Returning from their one week recess, Senate Republicans continued with their attempts to pass their Better Care Reconciliation Act (BCRA), hoping to have votes towards the end of the week. But much like the legislative hurdles in the weeks leading up to the recess, many Republicans have said they would vote "no" because they felt the bill wasn't good enough for the people in their state or that it was still too much like the Affordable Care Act (ACA), otherwise known as Obamacare.

Repeal or sabotage Obamacare

While the future of the bill itself has been in doubt, President Trump and his aides have made their demands that if the Senate was not able to pass their bill, that they should simply repeal Obamacare and replace it with the BCRA later.

Senate Majority Leader Mitch McConnell has essentially dismissed the suggestion. And yet, it's unknown if he would accept some effort by other senators to help speed up the process of repealing the ACA.

It's been reported that with the support of Sen. Mike Lee (R-Utah), Sen. Ted Cruz (R-TX) wants to pass an amendment called: "Consumer Freedom Option" that offered insurance providers the chance to not have to be held to the restrictions and regulations of the ACA in exchange for something "better." It was already reported that many insurers were leaving the market under the ACA and with rising premiums, people are less reluctant to sign up.

Trump's demands over constituents

President Trump's legislative director Marc Short gave his support for Sen.

Cruz's plan on Fox News last Sunday. Republicans have said in interviews over the years that Obamacare was failing which was not necessarily the case. Over that span of time, Republicans have said that the law was in a death spiral and that it would end up collapsing on itself, which many Republicans have said they would like to see.

If Senator Cruz's plan were to stand a chance in Congress, a death spiral would certainly become more fact than fiction.

However, according to a report by Politico titled: "Conservatives bet on risky plan that could tank Obamacare markets," the Congressional Budget Office (CBO) scores would already make it more unpopular than moderate Republicans are willing to accept.

There is no doubt moderates would be under pressure to their constituents to go by the score as they've already been doing every time they return to their districts and held town halls. Also, parliamentary rules would cause a lot of problems along the way.

Needless to say, Trump surrogates who want a win for replacing and/or repealing the ACA -- as well as President Trump himself -- have already expressed that they feel the process Congress goes through to pass bills already gets in the way. First signs of this were when House Republicans passed their American Health Care Act (AHCA) without a CBO score or even the willingness to write a bill that made legislative sense. As a result, the Senate rewrote their own which is still having problems getting passed.

CBO, parliamentary issues and backlash from insurance providers

Even during the creation of the BCRA, it was reported that Mitch McConnell checked with the CBO regularly in order to make adjustments along the way. Issues with parliamentary rules had also been reported, such as with abortion related amendments over the Byrd Rule with the Hyde Amendment. Seeing the issues that threaten the bill quite clearly, another point of concern might be with Republicans who are more supportive of Trump's style of legislating, could decide to somehow override those requirements.

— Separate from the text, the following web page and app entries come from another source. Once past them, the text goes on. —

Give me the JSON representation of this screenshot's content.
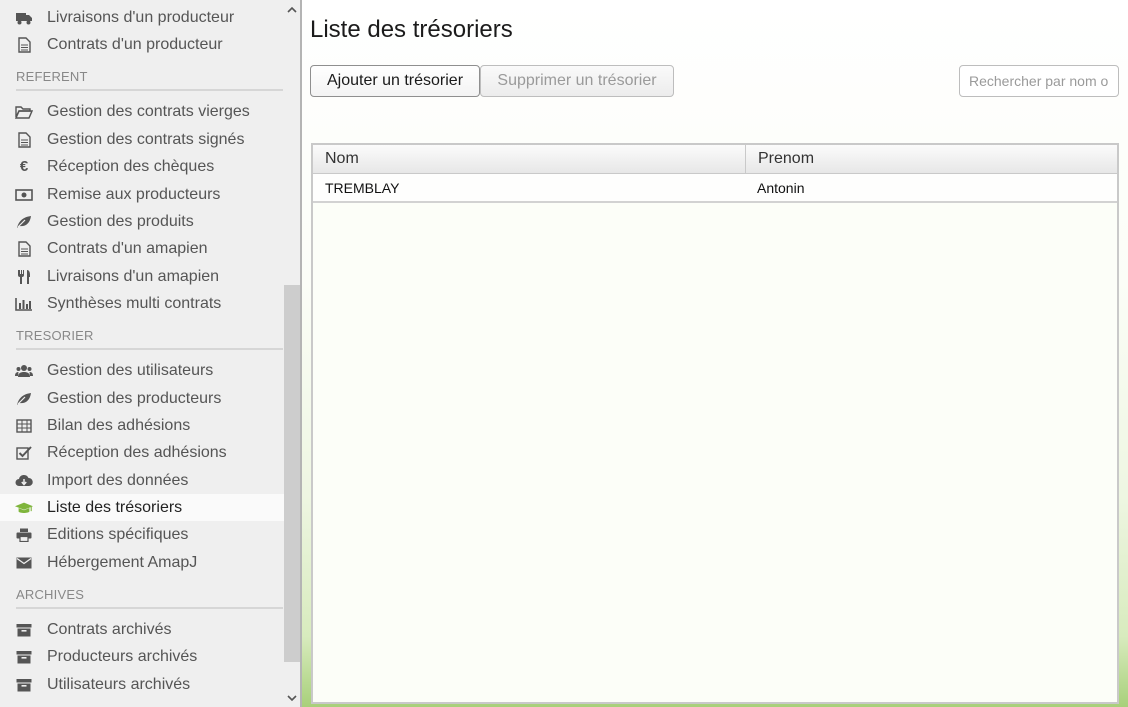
{
  "sidebar": {
    "top_items": [
      {
        "label": "Livraisons d'un producteur",
        "icon": "truck-icon"
      },
      {
        "label": "Contrats d'un producteur",
        "icon": "file-icon"
      }
    ],
    "sections": [
      {
        "title": "REFERENT",
        "items": [
          {
            "label": "Gestion des contrats vierges",
            "icon": "folder-open-icon"
          },
          {
            "label": "Gestion des contrats signés",
            "icon": "file-icon"
          },
          {
            "label": "Réception des chèques",
            "icon": "euro-icon"
          },
          {
            "label": "Remise aux producteurs",
            "icon": "money-icon"
          },
          {
            "label": "Gestion des produits",
            "icon": "leaf-icon"
          },
          {
            "label": "Contrats d'un amapien",
            "icon": "file-icon"
          },
          {
            "label": "Livraisons d'un amapien",
            "icon": "cutlery-icon"
          },
          {
            "label": "Synthèses multi contrats",
            "icon": "bar-chart-icon"
          }
        ]
      },
      {
        "title": "TRESORIER",
        "items": [
          {
            "label": "Gestion des utilisateurs",
            "icon": "users-icon"
          },
          {
            "label": "Gestion des producteurs",
            "icon": "leaf-icon"
          },
          {
            "label": "Bilan des adhésions",
            "icon": "table-icon"
          },
          {
            "label": "Réception des adhésions",
            "icon": "check-square-icon"
          },
          {
            "label": "Import des données",
            "icon": "cloud-download-icon"
          },
          {
            "label": "Liste des trésoriers",
            "icon": "graduation-cap-icon",
            "active": true
          },
          {
            "label": "Editions spécifiques",
            "icon": "print-icon"
          },
          {
            "label": "Hébergement AmapJ",
            "icon": "envelope-icon"
          }
        ]
      },
      {
        "title": "ARCHIVES",
        "items": [
          {
            "label": "Contrats archivés",
            "icon": "archive-icon"
          },
          {
            "label": "Producteurs archivés",
            "icon": "archive-icon"
          },
          {
            "label": "Utilisateurs archivés",
            "icon": "archive-icon"
          }
        ]
      }
    ]
  },
  "main": {
    "title": "Liste des trésoriers",
    "add_button": "Ajouter un trésorier",
    "delete_button": "Supprimer un trésorier",
    "search_placeholder": "Rechercher par nom ou prénom",
    "table": {
      "columns": [
        "Nom",
        "Prenom"
      ],
      "rows": [
        {
          "nom": "TREMBLAY",
          "prenom": "Antonin"
        }
      ]
    }
  },
  "colors": {
    "accent": "#7fb53c",
    "sidebar_bg": "#efefef"
  }
}
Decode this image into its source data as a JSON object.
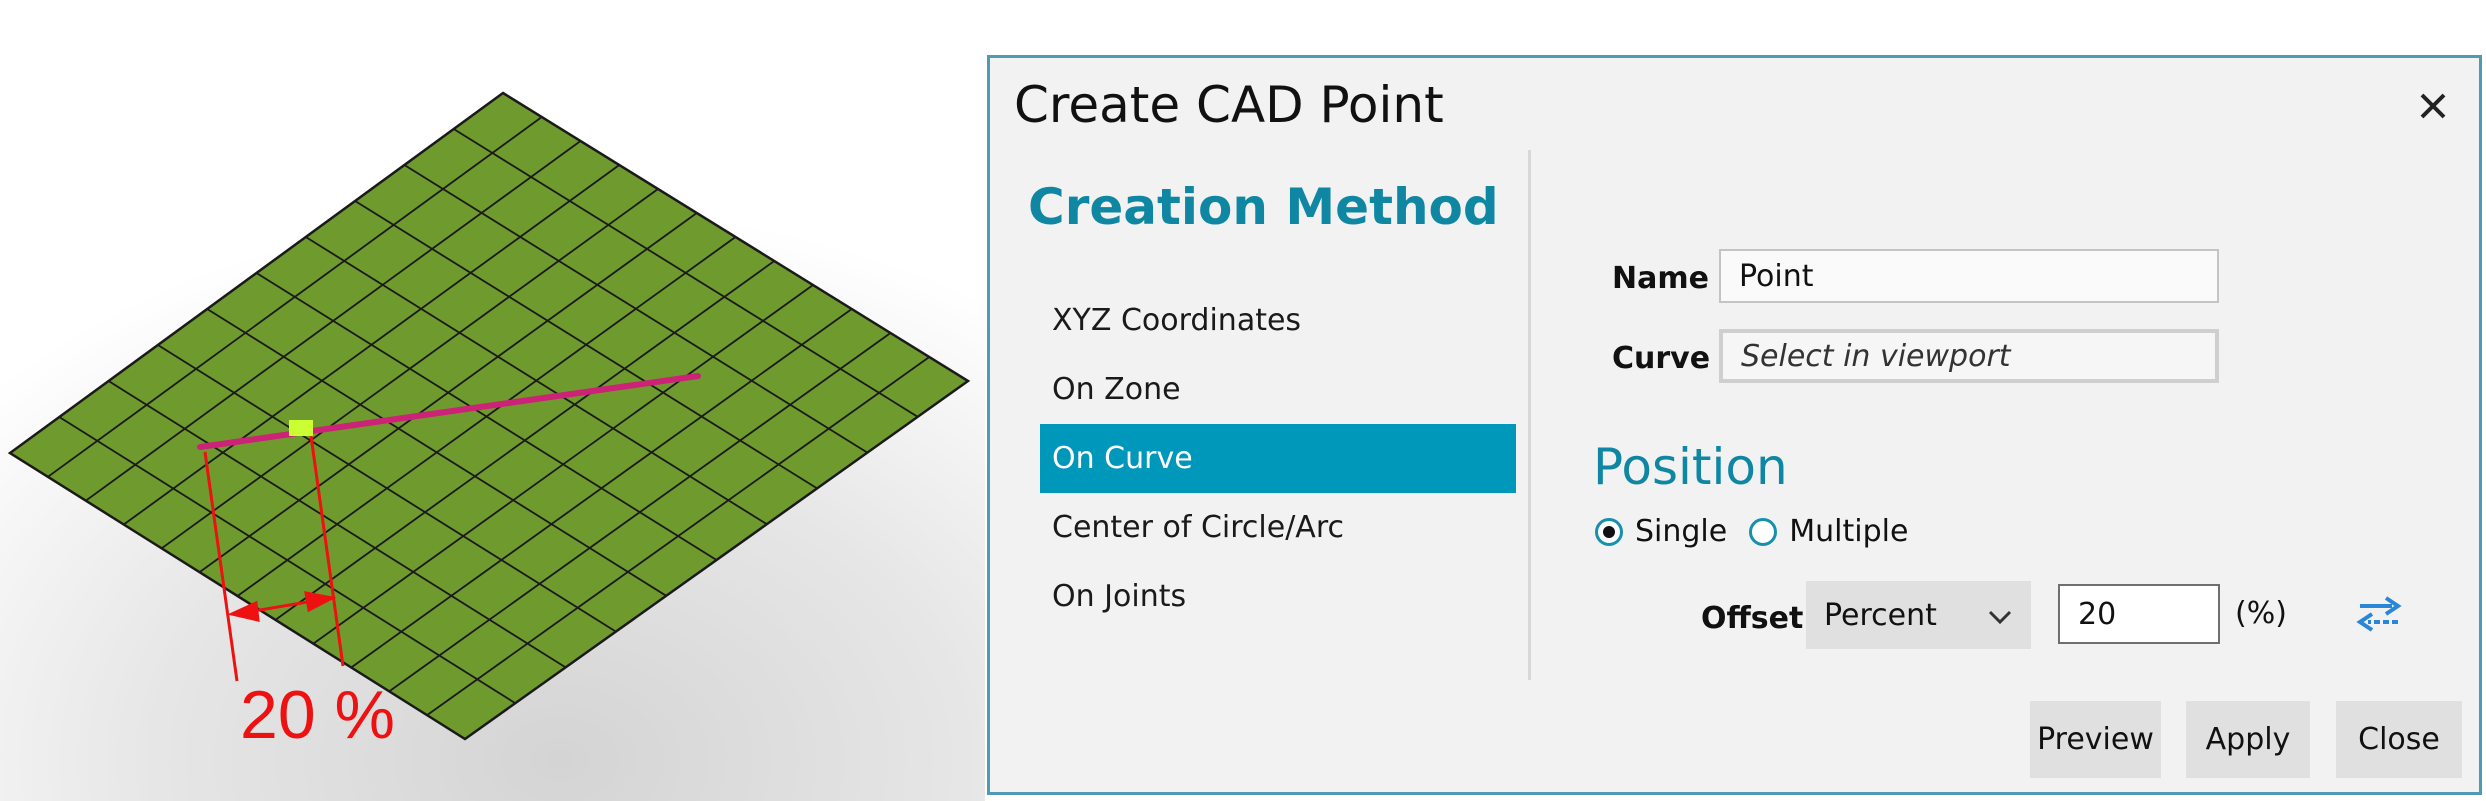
{
  "viewport": {
    "annotation": "20 %",
    "colors": {
      "surface": "#6f9a2d",
      "grid": "#1a1a1a",
      "curve": "#cc2277",
      "point": "#ccff33",
      "annotation": "#ee1111"
    }
  },
  "dialog": {
    "title": "Create CAD Point",
    "close_icon": "close-icon",
    "creation_method": {
      "heading": "Creation Method",
      "items": [
        {
          "label": "XYZ Coordinates",
          "selected": false
        },
        {
          "label": "On Zone",
          "selected": false
        },
        {
          "label": "On Curve",
          "selected": true
        },
        {
          "label": "Center of Circle/Arc",
          "selected": false
        },
        {
          "label": "On Joints",
          "selected": false
        }
      ]
    },
    "name": {
      "label": "Name",
      "value": "Point"
    },
    "curve": {
      "label": "Curve",
      "value": "Select in viewport"
    },
    "position": {
      "heading": "Position",
      "options": [
        {
          "label": "Single",
          "checked": true
        },
        {
          "label": "Multiple",
          "checked": false
        }
      ],
      "offset": {
        "label": "Offset",
        "mode": "Percent",
        "value": "20",
        "unit": "(%)",
        "swap_icon": "swap-direction-icon"
      }
    },
    "buttons": {
      "preview": "Preview",
      "apply": "Apply",
      "close": "Close"
    },
    "colors": {
      "accent": "#0f87a3",
      "selected_bg": "#0098ba",
      "border": "#4f9ab5"
    }
  }
}
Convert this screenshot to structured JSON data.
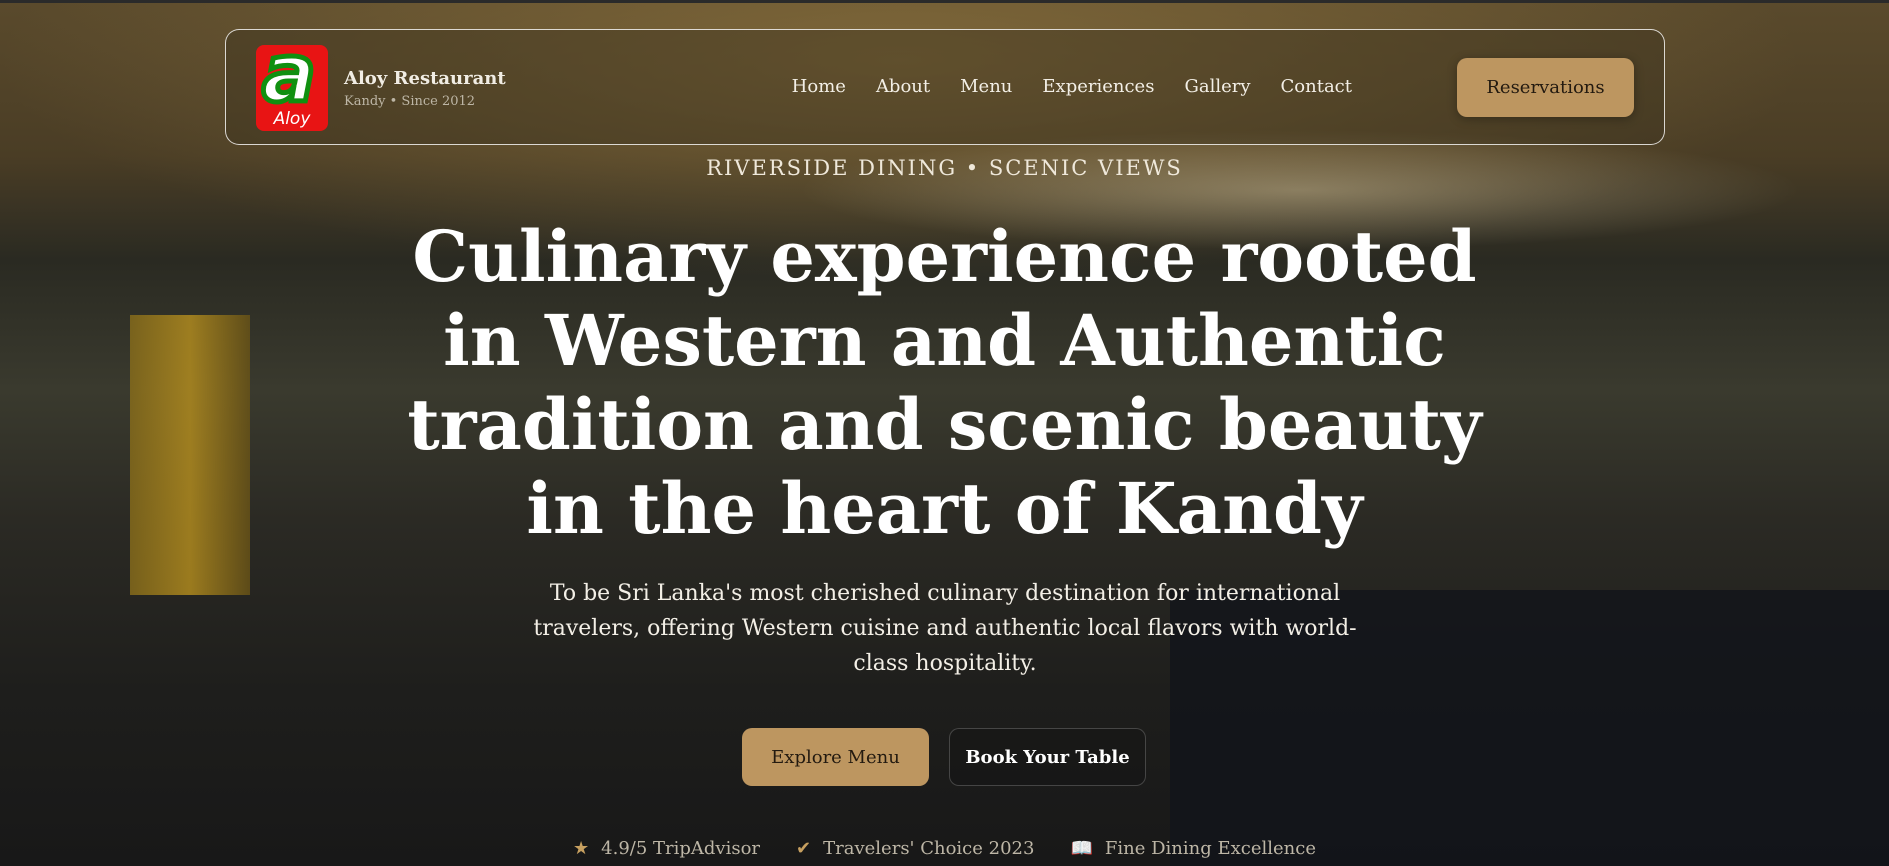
{
  "nav": {
    "brand": "Aloy Restaurant",
    "tagline": "Kandy • Since 2012",
    "logo_text": "Aloy",
    "links": [
      "Home",
      "About",
      "Menu",
      "Experiences",
      "Gallery",
      "Contact"
    ],
    "cta": "Reservations"
  },
  "hero": {
    "kicker": "RIVERSIDE DINING • SCENIC VIEWS",
    "title": "Culinary experience rooted in Western and Authentic tradition and scenic beauty in the heart of Kandy",
    "description": "To be Sri Lanka's most cherished culinary destination for international travelers, offering Western cuisine and authentic local flavors with world-class hospitality.",
    "primary_button": "Explore Menu",
    "secondary_button": "Book Your Table"
  },
  "badges": [
    {
      "icon": "star-icon",
      "label": "4.9/5 TripAdvisor"
    },
    {
      "icon": "verified-badge-icon",
      "label": "Travelers' Choice 2023"
    },
    {
      "icon": "book-icon",
      "label": "Fine Dining Excellence"
    }
  ],
  "colors": {
    "accent": "#bd9660"
  }
}
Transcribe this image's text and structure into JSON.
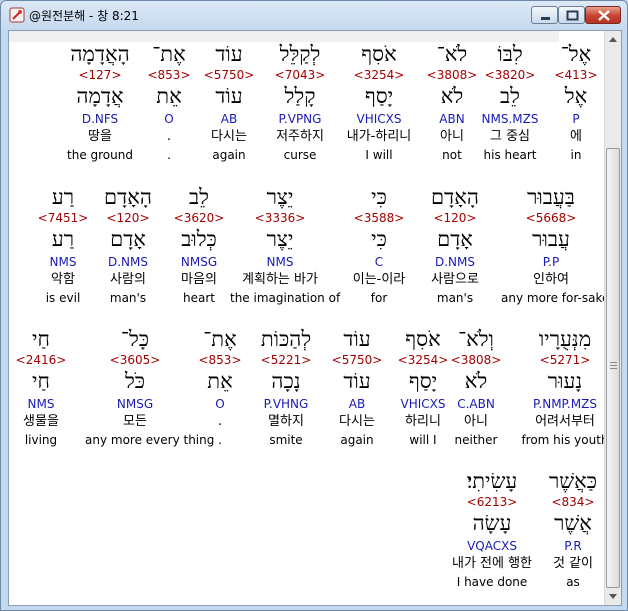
{
  "window": {
    "title": "@원전분해 - 창 8:21"
  },
  "rows": [
    [
      {
        "heb": "אֶל־",
        "strong": "<413>",
        "root": "אֶל",
        "parse": "P",
        "kor": "에",
        "eng": "in"
      },
      {
        "heb": "לִבּוֹ",
        "strong": "<3820>",
        "root": "לֵב",
        "parse": "NMS.MZS",
        "kor": "그 중심",
        "eng": "his heart"
      },
      {
        "heb": "לֹא־",
        "strong": "<3808>",
        "root": "לֹא",
        "parse": "ABN",
        "kor": "아니",
        "eng": "not"
      },
      {
        "heb": "אֹסִף",
        "strong": "<3254>",
        "root": "יָסַף",
        "parse": "VHICXS",
        "kor": "내가-하리니",
        "eng": "I will"
      },
      {
        "heb": "לְקַלֵּל",
        "strong": "<7043>",
        "root": "קָלַל",
        "parse": "P.VPNG",
        "kor": "저주하지",
        "eng": "curse"
      },
      {
        "heb": "עוֹד",
        "strong": "<5750>",
        "root": "עוֹד",
        "parse": "AB",
        "kor": "다시는",
        "eng": "again"
      },
      {
        "heb": "אֶת־",
        "strong": "<853>",
        "root": "אֵת",
        "parse": "O",
        "kor": ".",
        "eng": "."
      },
      {
        "heb": "הָאֲדָמָה",
        "strong": "<127>",
        "root": "אֲדָמָה",
        "parse": "D.NFS",
        "kor": "땅을",
        "eng": "the ground"
      }
    ],
    [
      {
        "heb": "בַּעֲבוּר",
        "strong": "<5668>",
        "root": "עֲבוּר",
        "parse": "P.P",
        "kor": "인하여",
        "eng": "any more for-sake"
      },
      {
        "heb": "הָאָדָם",
        "strong": "<120>",
        "root": "אָדָם",
        "parse": "D.NMS",
        "kor": "사람으로",
        "eng": "man's"
      },
      {
        "heb": "כִּי",
        "strong": "<3588>",
        "root": "כִּי",
        "parse": "C",
        "kor": "이는-이라",
        "eng": "for"
      },
      {
        "heb": "יֵצֶר",
        "strong": "<3336>",
        "root": "יֵצֶר",
        "parse": "NMS",
        "kor": "계획하는 바가",
        "eng": "the imagination of"
      },
      {
        "heb": "לֵב",
        "strong": "<3620>",
        "root": "כְּלוּב",
        "parse": "NMSG",
        "kor": "마음의",
        "eng": "heart"
      },
      {
        "heb": "הָאָדָם",
        "strong": "<120>",
        "root": "אָדָם",
        "parse": "D.NMS",
        "kor": "사람의",
        "eng": "man's"
      },
      {
        "heb": "רַע",
        "strong": "<7451>",
        "root": "רַע",
        "parse": "NMS",
        "kor": "악함",
        "eng": "is evil"
      }
    ],
    [
      {
        "heb": "מִנְּעֻרָיו",
        "strong": "<5271>",
        "root": "נָעוּר",
        "parse": "P.NMP.MZS",
        "kor": "어려서부터",
        "eng": "from his youth"
      },
      {
        "heb": "וְלֹא־",
        "strong": "<3808>",
        "root": "לֹא",
        "parse": "C.ABN",
        "kor": "아니",
        "eng": "neither"
      },
      {
        "heb": "אֹסִף",
        "strong": "<3254>",
        "root": "יָסַף",
        "parse": "VHICXS",
        "kor": "하리니",
        "eng": "will I"
      },
      {
        "heb": "עוֹד",
        "strong": "<5750>",
        "root": "עוֹד",
        "parse": "AB",
        "kor": "다시는",
        "eng": "again"
      },
      {
        "heb": "לְהַכּוֹת",
        "strong": "<5221>",
        "root": "נָכָה",
        "parse": "P.VHNG",
        "kor": "멸하지",
        "eng": "smite"
      },
      {
        "heb": "אֶת־",
        "strong": "<853>",
        "root": "אֵת",
        "parse": "O",
        "kor": ".",
        "eng": "."
      },
      {
        "heb": "כָּל־",
        "strong": "<3605>",
        "root": "כֹּל",
        "parse": "NMSG",
        "kor": "모든",
        "eng": "any more every thing"
      },
      {
        "heb": "חַי",
        "strong": "<2416>",
        "root": "חַי",
        "parse": "NMS",
        "kor": "생물을",
        "eng": "living"
      }
    ],
    [
      {
        "heb": "כַּאֲשֶׁר",
        "strong": "<834>",
        "root": "אֲשֶׁר",
        "parse": "P.R",
        "kor": "것 같이",
        "eng": "as"
      },
      {
        "heb": "עָשִׂיתִי׃",
        "strong": "<6213>",
        "root": "עָשָׂה",
        "parse": "VQACXS",
        "kor": "내가 전에 행한",
        "eng": "I have done"
      }
    ]
  ]
}
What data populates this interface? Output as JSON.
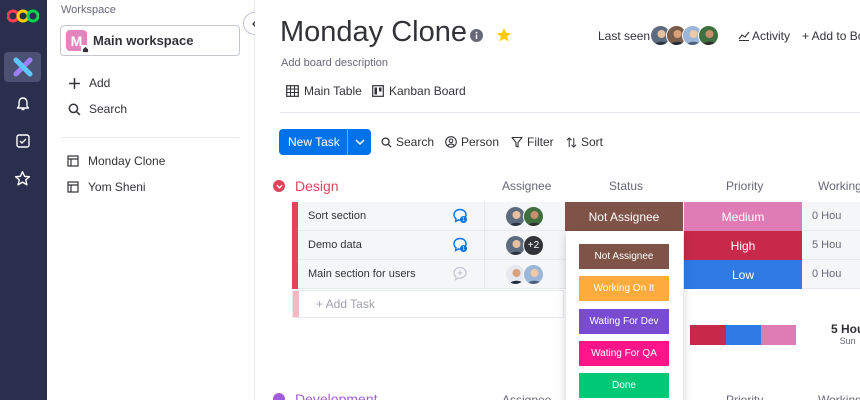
{
  "sidebar": {
    "workspace_label": "Workspace",
    "workspace_name": "Main workspace",
    "workspace_initial": "M",
    "actions": [
      {
        "label": "Add",
        "icon": "plus-icon"
      },
      {
        "label": "Search",
        "icon": "search-icon"
      }
    ],
    "boards": [
      {
        "label": "Monday Clone",
        "icon": "board-icon"
      },
      {
        "label": "Yom Sheni",
        "icon": "board-icon"
      }
    ]
  },
  "rail": {
    "icons": [
      "monday-logo",
      "workspace-icon",
      "bell-icon",
      "checkbox-icon",
      "star-icon"
    ]
  },
  "board": {
    "title": "Monday Clone",
    "description": "Add board description",
    "last_seen_label": "Last seen",
    "activity_label": "Activity",
    "add_to_board_label": "+ Add to Bo",
    "views": [
      {
        "label": "Main Table",
        "icon": "table-icon"
      },
      {
        "label": "Kanban Board",
        "icon": "kanban-icon"
      }
    ]
  },
  "toolbar": {
    "new_task_label": "New Task",
    "search_label": "Search",
    "person_label": "Person",
    "filter_label": "Filter",
    "sort_label": "Sort"
  },
  "columns": {
    "assignee": "Assignee",
    "status": "Status",
    "priority": "Priority",
    "working": "Working"
  },
  "groups": [
    {
      "name": "Design",
      "color": "#e2445c",
      "rows": [
        {
          "name": "Sort section",
          "status": "Not Assignee",
          "status_color": "#7f5347",
          "priority": "Medium",
          "priority_color": "#e07cb5",
          "working": "0 Hou"
        },
        {
          "name": "Demo data",
          "assignee_extra": "+2",
          "status": "",
          "status_color": "#ffffff",
          "priority": "High",
          "priority_color": "#c6294a",
          "working": "5 Hou"
        },
        {
          "name": "Main section for users",
          "status": "",
          "status_color": "#ffffff",
          "priority": "Low",
          "priority_color": "#2f7ae5",
          "working": "0 Hou"
        }
      ],
      "add_task_label": "+ Add Task",
      "summary": {
        "working_value": "5 Hou",
        "working_sub": "Sun"
      }
    },
    {
      "name": "Development",
      "color": "#a25ddc"
    }
  ],
  "status_dropdown": {
    "options": [
      {
        "label": "Not Assignee",
        "color": "#7f5347"
      },
      {
        "label": "Working On It",
        "color": "#fdab3d"
      },
      {
        "label": "Wating For Dev",
        "color": "#784bd1"
      },
      {
        "label": "Wating For QA",
        "color": "#ff158a"
      },
      {
        "label": "Done",
        "color": "#00c875"
      }
    ]
  }
}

As for Sen. Cruz, it was reported that his amendment had made it into the recent version of the bill but that America’s Health Insurance Plans and the BlueCross BlueShield Association united and sent a letter to the Senate demanding that Cruz's amendment be removed from the bill.

They said that it was unworkable and that it would undermine protections for pre-existing conditions for millions of patients. It's already been reported that many medical organizations tried to meet with McConnell to provide input into the Senate's BCRA. However, McConnell refused to meet with them, therefore, rejecting their suggestions. It's likely that a scathing letter will also be just as easily ignored.